Behind the Industry’s Push for ‘Responsible Paper Use’
The decision to use environmentally responsible papers is becoming easier every day—a 2005 poll by Book Business magazine even revealed that 17 percent of publishers are using environmentally responsible papers at cost parity. Price premiums, when they do exist, are down from 15 percent to 20 percent in 2001 to 1 percent to 8 percent now, and many publishers have realized that a commitment to eco-friendly publishing is worth a few percentage points in additional cost.
By signing on to the Treatise for Responsible Paper Use, publishers, printers, mills and others can … help move the entire industry toward a less destructive standard of practice.”
—Gabriella Page Fort, publishing services supervisor,
Continuum International Publishing Group
A Tool for Overcoming Hurdles
“As a publisher of more than 350 new titles annually, and a consumer of paper, we want to be a more environmentally responsible in our purchasing. ... We are incorporating the treatise goals as a tool with our suppliers, and have started the dialogue on the impact of environmental policy and awareness with our main vendors in Asia. By using our purchasing power and knowledge of other publishers’ wishes, we can help further the industry’s long-term goal of having more responsible sheets, with recycled and FSC content, readily available to publishers.
As any publisher begins walking down the road of social responsibility, it is necessary to assemble as many tools as possible, and the treatise is no doubt a valuable tool. As an industry agreement with clear goals and timelines, it serves to focus attention on what is needed in terms of product development.
For publishers manufacturing overseas, like Chronicle, it also offers the opportunity to engage overseas printers, mills and brokers in working toward solutions.

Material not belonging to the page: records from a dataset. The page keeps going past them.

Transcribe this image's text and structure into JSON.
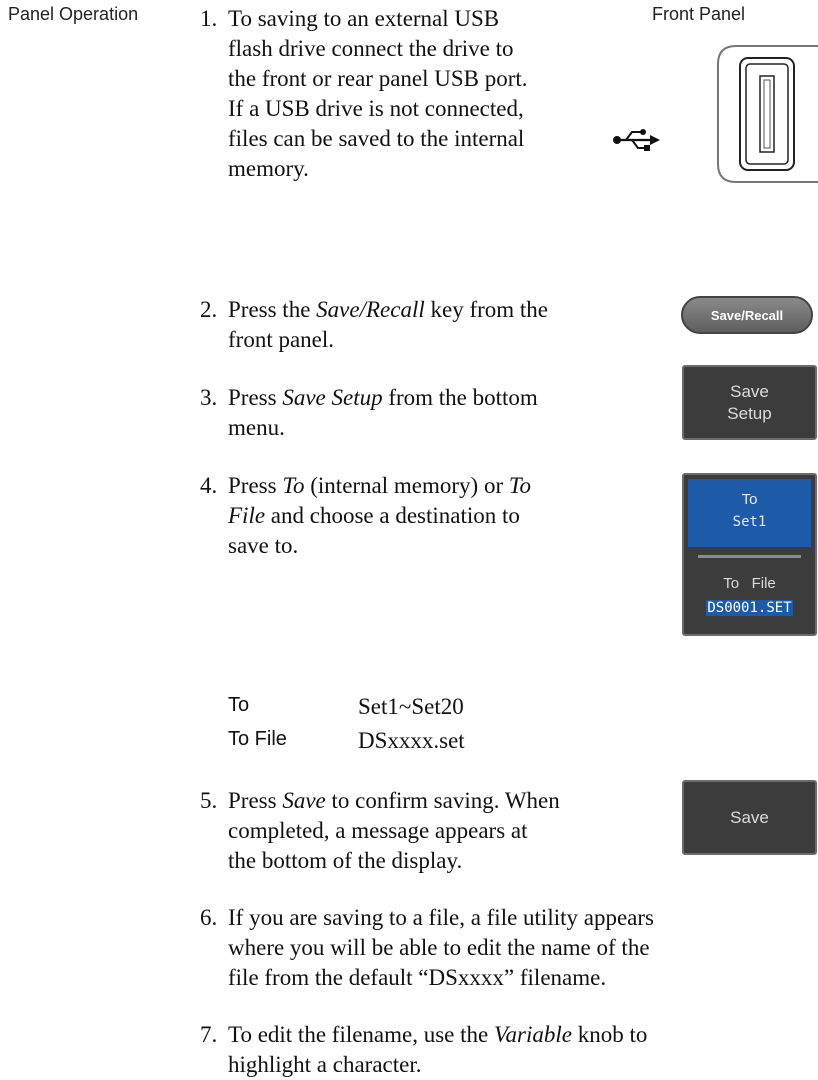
{
  "section_label": "Panel Operation",
  "front_panel_label": "Front Panel",
  "steps": [
    {
      "num": "1.",
      "lines": [
        "To saving to an external USB",
        "flash drive connect the drive to",
        "the front or rear panel USB port.",
        "If a USB drive is not connected,",
        "files can be saved to the internal",
        "memory."
      ]
    },
    {
      "num": "2.",
      "pre": "Press the ",
      "em": "Save/Recall",
      "post": " key from the",
      "line2": "front panel."
    },
    {
      "num": "3.",
      "pre": "Press ",
      "em": "Save Setup",
      "post": " from the bottom",
      "line2": "menu."
    },
    {
      "num": "4.",
      "l1_pre": "Press ",
      "l1_em": "To",
      "l1_mid": " (internal memory) or ",
      "l1_em2": "To",
      "l2_em": "File",
      "l2_post": " and choose a destination to",
      "line3": "save to."
    },
    {
      "num": "5.",
      "pre": "Press ",
      "em": "Save",
      "post": " to confirm saving. When",
      "line2": "completed, a message appears at",
      "line3": "the bottom of the display."
    },
    {
      "num": "6.",
      "lines": [
        "If you are saving to a file, a file utility appears",
        "where you will be able to edit the name of the",
        "file from the default “DSxxxx” filename."
      ]
    },
    {
      "num": "7.",
      "pre": "To edit the filename, use the ",
      "em": "Variable",
      "post": " knob to",
      "line2": "highlight a character."
    }
  ],
  "options": [
    {
      "key": "To",
      "value": "Set1~Set20"
    },
    {
      "key": "To File",
      "value": "DSxxxx.set"
    }
  ],
  "buttons": {
    "save_recall": "Save/Recall",
    "save_setup_l1": "Save",
    "save_setup_l2": "Setup",
    "to_label": "To",
    "to_value": "Set1",
    "to_file_l1a": "To",
    "to_file_l1b": "File",
    "to_file_value": "DS0001.SET",
    "save": "Save"
  },
  "icons": {
    "usb_symbol": "usb-icon",
    "usb_port": "usb-port-icon"
  }
}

No one can argue the fact that we can accomplish more together than individually, and this agreement serves to bring different interests together around common goals and standards.”